=== EXERCISE OBJECTIVE ===
Pick out all lines with the word "身份验证" from the records that follow.

==== EXTRACTED RECORDS

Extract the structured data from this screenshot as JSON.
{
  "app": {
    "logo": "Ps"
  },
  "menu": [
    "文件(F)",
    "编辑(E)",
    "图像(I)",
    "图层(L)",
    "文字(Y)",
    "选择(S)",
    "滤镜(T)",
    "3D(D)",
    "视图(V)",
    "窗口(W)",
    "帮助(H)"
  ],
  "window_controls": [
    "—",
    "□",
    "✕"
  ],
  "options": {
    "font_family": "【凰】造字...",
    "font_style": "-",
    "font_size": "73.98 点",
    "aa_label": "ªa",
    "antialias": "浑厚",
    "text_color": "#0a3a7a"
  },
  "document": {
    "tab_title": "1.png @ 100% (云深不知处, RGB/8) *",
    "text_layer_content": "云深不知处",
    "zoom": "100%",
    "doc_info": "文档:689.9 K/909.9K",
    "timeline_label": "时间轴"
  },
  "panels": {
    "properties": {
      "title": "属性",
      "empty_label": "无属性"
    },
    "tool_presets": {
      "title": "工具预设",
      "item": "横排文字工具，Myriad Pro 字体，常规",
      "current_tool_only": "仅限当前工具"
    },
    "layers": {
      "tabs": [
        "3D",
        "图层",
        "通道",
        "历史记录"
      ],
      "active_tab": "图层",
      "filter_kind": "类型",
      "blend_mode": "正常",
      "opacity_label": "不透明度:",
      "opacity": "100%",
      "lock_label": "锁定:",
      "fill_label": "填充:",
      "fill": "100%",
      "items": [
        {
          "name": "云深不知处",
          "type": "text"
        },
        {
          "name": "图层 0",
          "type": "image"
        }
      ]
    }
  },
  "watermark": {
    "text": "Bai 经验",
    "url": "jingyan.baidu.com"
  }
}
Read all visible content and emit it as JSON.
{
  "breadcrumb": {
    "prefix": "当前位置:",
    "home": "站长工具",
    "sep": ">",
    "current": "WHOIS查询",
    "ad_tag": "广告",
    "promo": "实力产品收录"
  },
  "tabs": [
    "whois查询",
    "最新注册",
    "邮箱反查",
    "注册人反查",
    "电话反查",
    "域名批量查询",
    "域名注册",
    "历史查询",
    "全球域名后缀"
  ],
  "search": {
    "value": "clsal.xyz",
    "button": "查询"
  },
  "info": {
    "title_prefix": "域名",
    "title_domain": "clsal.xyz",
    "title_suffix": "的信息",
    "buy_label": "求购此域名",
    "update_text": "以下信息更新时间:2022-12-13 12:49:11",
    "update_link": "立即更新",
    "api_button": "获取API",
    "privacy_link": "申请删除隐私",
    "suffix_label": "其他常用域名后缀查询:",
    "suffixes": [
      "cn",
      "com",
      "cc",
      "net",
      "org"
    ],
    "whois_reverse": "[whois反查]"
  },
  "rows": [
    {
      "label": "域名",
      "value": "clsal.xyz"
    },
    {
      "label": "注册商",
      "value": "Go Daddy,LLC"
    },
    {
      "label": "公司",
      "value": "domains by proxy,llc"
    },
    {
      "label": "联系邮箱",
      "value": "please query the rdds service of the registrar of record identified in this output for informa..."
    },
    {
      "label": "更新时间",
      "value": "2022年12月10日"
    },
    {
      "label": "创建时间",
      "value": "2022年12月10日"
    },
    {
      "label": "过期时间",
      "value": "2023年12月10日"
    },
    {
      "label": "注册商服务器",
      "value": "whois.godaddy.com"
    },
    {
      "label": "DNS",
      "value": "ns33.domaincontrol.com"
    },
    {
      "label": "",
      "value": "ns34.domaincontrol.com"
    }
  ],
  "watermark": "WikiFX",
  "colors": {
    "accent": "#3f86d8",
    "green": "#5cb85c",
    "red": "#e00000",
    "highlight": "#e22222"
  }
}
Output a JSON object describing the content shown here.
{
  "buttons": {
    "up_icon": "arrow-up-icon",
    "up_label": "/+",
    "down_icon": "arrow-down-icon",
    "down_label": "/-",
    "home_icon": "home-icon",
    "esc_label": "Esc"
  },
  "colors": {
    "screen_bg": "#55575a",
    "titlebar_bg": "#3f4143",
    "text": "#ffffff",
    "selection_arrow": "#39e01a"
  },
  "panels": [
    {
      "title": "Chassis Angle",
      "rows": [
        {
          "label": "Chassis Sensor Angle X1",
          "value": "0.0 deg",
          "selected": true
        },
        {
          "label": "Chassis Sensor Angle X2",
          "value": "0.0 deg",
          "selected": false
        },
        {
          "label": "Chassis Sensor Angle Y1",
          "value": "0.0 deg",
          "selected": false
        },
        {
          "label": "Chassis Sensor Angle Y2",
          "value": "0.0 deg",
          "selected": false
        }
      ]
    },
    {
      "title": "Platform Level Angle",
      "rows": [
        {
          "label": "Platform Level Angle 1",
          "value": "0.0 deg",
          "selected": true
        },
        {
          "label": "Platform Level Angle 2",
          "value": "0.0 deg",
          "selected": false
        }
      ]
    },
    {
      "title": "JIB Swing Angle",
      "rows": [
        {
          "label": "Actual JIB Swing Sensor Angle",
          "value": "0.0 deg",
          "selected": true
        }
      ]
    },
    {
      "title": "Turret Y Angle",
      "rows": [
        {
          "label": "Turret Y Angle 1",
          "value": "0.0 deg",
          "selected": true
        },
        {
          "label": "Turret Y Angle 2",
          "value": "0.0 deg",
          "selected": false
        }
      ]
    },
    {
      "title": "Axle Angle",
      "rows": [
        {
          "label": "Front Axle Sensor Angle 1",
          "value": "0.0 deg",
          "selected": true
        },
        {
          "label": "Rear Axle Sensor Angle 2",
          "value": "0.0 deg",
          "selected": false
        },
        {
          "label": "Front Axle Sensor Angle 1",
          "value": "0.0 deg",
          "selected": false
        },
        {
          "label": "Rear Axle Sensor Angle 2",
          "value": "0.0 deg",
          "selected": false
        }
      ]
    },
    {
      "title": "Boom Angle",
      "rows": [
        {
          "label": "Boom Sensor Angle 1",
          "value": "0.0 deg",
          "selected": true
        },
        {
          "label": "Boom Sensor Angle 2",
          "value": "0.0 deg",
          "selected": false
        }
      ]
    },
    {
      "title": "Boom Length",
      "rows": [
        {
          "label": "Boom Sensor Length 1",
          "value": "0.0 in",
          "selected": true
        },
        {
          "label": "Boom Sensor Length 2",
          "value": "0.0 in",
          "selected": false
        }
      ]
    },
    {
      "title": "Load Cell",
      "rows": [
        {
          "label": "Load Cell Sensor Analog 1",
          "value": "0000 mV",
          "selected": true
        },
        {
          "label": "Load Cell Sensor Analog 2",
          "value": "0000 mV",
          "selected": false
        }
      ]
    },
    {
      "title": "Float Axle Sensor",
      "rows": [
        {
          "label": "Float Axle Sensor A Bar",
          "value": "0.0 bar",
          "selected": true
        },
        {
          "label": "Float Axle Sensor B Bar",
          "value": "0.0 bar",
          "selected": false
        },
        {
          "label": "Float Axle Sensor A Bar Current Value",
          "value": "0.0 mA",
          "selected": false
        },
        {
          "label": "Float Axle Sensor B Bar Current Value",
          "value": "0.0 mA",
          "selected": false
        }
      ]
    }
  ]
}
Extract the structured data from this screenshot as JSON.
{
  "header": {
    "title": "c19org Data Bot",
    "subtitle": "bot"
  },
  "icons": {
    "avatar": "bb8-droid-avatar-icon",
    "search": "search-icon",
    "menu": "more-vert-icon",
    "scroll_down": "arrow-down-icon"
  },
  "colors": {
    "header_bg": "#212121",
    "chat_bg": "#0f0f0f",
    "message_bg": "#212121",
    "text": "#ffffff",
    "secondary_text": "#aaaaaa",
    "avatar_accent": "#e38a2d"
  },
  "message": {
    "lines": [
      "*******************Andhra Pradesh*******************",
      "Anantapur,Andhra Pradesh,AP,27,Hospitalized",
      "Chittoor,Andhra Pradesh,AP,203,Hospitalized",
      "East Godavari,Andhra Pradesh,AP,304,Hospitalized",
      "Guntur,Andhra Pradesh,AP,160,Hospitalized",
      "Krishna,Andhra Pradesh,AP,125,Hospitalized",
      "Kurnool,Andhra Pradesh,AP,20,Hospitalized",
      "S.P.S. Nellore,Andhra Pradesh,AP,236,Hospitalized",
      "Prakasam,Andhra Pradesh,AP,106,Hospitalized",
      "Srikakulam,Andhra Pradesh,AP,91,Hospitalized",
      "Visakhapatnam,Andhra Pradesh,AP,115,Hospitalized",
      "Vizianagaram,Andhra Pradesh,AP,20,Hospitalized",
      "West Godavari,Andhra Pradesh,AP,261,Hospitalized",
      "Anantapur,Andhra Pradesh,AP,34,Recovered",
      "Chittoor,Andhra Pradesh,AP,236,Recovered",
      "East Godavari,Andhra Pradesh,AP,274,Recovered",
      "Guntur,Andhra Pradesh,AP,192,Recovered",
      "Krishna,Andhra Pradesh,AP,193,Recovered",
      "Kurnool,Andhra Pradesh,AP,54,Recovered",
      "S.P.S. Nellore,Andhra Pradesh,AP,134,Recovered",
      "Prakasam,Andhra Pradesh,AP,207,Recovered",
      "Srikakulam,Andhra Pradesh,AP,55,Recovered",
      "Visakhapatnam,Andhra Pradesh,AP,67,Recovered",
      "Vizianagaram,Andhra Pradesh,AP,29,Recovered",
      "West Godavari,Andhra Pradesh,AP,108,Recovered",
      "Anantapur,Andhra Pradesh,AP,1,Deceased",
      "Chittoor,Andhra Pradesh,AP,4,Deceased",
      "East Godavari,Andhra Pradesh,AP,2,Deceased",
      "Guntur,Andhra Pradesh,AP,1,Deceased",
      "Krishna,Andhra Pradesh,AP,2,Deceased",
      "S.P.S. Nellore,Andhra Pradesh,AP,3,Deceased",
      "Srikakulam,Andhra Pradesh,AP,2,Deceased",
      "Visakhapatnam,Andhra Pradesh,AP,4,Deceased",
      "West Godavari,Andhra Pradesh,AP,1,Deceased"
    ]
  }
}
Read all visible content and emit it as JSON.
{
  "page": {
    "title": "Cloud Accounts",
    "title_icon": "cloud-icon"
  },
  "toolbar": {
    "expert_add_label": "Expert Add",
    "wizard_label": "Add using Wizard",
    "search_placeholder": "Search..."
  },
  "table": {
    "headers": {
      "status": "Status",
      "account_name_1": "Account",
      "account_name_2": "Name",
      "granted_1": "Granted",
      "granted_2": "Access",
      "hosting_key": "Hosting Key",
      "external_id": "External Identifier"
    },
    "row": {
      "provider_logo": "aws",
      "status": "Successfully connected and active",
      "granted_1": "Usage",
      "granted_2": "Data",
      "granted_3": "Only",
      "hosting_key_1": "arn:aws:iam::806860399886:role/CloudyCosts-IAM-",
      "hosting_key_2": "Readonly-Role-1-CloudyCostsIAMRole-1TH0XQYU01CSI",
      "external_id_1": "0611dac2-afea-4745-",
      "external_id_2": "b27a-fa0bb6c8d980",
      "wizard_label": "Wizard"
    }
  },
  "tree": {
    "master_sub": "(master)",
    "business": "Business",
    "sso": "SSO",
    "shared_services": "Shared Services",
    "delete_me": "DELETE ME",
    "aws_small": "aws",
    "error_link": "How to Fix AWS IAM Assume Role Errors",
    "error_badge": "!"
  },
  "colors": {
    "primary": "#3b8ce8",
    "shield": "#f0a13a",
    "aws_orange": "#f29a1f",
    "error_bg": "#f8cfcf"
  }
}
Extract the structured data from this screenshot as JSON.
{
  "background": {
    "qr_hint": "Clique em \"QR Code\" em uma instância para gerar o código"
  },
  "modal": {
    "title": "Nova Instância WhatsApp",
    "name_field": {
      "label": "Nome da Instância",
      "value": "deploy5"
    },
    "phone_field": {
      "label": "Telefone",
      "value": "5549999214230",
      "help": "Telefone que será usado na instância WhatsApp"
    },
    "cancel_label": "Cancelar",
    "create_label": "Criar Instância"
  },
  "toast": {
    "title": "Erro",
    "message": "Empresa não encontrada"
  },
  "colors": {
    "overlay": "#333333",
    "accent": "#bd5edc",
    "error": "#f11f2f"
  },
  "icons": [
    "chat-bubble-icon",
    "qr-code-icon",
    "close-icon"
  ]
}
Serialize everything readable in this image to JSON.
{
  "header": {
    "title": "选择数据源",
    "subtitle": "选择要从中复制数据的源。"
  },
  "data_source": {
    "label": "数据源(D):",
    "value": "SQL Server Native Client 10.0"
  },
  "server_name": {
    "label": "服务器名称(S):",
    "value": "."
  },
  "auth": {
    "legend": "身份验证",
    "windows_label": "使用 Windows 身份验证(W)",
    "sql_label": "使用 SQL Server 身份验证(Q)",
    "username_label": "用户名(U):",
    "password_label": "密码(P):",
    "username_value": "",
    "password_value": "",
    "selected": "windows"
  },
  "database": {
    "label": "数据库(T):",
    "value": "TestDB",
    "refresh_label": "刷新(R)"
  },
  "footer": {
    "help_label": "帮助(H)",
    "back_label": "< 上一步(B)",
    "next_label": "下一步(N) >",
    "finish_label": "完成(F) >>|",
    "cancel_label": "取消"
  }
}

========

=== EXERCISE ANSWER ===
    "legend": "身份验证",
    "windows_label": "使用 Windows 身份验证(W)",
    "sql_label": "使用 SQL Server 身份验证(Q)",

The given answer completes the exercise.